How many would convince you? As two right after EIS seem not to be enough for you. Bringing the MAX a safety record, which is so bad, that it is unheard since the 1960's...

Re: Something wrong with Boeing's safety culture?

Posted: Mon May 06, 2019 9:53 am
by keesje
TheFlyingDisk wrote:
777Jet wrote:
I know Lion Air has a shocking safety record, but their pilots did not know what they were dealing with so that gets them off the hook entirely. They probably never heard of MCAS. The Ethiopian pilots followed Boeing's new procedures after the Lion Air crash and the plane still crashed itself. That paints a bad story about the plane (Boeing).


It's rather telling that the Lion Air aircraft had a similar problem on the previous flight, but the pilots on that flight was able to save the plane & land safely. Unfortunately this story doesn't get as much attention in the media as all the other stories about the MAX. Similarly, the pilots of the Ethiopian pilots is now known not to have followed Boeing's new procedures to the letter, and again the story didn't get as much attention. This is why I feel the story is overblown and that the plane itself, while having flaws, isn't exactly the dangerous killer that the media & the uninformed public would like to believe it is.

Yes, Boeing did made a mistake in not providing additional redundancies in the system but they're definitely not the first company to do so. If one were to dig into past history even Airbus can be said to have committed such errors before.

ELBOB wrote:
ElroyJetson wrote:
This happens every time their is a high profile crash. I remember the DC-10 hysteria in the late 1970's.


It wasn't hysteria back then - it was a valid response to numerous design issues and shortcuts taken by MDC in order to 'beat' Lockheed into flight and into service. And it's not hysteria now, in uncannily similar circumstances where Boeing decided that it had to 'compete' with Airbus.


The late 70s hysteria was brought on by AA191, which turned out to be a maintenance issue on the part of American which had used a non-approved engine removal method.


It seems Boeing underestimated the MCAS functionality in the first place & the FAA wasn't well aware of the details, or got the wrong details (MCAS authority).

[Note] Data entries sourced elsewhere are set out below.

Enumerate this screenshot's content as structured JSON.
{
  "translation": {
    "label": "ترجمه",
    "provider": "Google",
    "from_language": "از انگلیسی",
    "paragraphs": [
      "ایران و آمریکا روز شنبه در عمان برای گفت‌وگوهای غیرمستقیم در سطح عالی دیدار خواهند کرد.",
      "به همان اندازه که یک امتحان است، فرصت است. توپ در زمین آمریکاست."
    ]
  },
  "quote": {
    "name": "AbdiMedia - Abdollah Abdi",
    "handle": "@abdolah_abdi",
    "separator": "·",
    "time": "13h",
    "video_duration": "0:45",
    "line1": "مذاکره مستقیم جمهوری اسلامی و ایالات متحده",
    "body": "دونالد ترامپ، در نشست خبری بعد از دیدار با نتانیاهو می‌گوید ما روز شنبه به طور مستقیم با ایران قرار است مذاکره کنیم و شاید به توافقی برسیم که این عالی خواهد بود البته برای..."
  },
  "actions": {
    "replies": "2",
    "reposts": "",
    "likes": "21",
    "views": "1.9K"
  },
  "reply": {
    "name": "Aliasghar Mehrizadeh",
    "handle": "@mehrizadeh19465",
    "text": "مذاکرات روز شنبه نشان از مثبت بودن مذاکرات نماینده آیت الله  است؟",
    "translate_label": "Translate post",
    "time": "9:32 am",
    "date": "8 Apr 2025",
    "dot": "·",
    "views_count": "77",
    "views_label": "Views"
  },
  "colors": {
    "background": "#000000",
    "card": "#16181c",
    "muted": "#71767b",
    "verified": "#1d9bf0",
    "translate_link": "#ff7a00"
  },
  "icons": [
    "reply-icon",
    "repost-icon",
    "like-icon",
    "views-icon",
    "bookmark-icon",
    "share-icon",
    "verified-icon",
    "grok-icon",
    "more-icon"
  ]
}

https://airlinerwatch.com/boeing-never-tested-aoa-sensor-malfunctions-sources-claim/

Re: Something wrong with Boeing's safety culture?

Posted: Mon May 06, 2019 10:05 am
by SteelChair
Boeing is in crisis. Place these crashes in context with all the other problems of the last 15 years......787 years late.....748 commercial failure.....KC46 years late and way over budget/commercial failure. And the unions have been compliant the last few years, they can't blame labor. And the state and local governments have given massive tax breaks, they can't blame the government. Imho the entire top executive group should be replaced. The sooner the better. Full crisis mode. Mho

Re: Something wrong with Boeing's safety culture?

Posted: Mon May 06, 2019 11:55 am
by kalvado
honestly speaking, I don't see problems one wouldn't expect to find in a huge company. They argued with FAA about required improvements? Yeah, those are good ideas - but NG is damn safe, so the problem is only that bad. ARs are pressured by the management? You can assume that the second you learn about the system. Some software function slipped away and that was presented as a feature, not as a bug? Welcome to software development.
Safety requirements are often ridiculous- and my impression always was that they are so strict that things are still safe after a portion of it is ignored, and you can get away with it as long as actual numbers show no problems.
Now when you really screw up - like get some dead bodies - each and every issue gets looked at, and there is no more tolerance to enjoy.
Boeing could avert some of it by taking things more seriously after JT crash, or even fully accepting responsibility after ET crash. at some point they did say "we own it", but last CEO interview was along the lines "we own it but..."
Now a steam roller will go over the company - and more than once. There is no limit for consequences anymore.

Re: Something wrong with Boeing's safety culture?

Posted: Mon May 06, 2019 11:56 am
by agill
777Jet wrote:
Here is another link to the 60 Minuets clip:

http://www.youtube.com/watch?v=QytfYyHm ... e=youtu.be

Maybe this works better.


The simulator bits are pretty scary.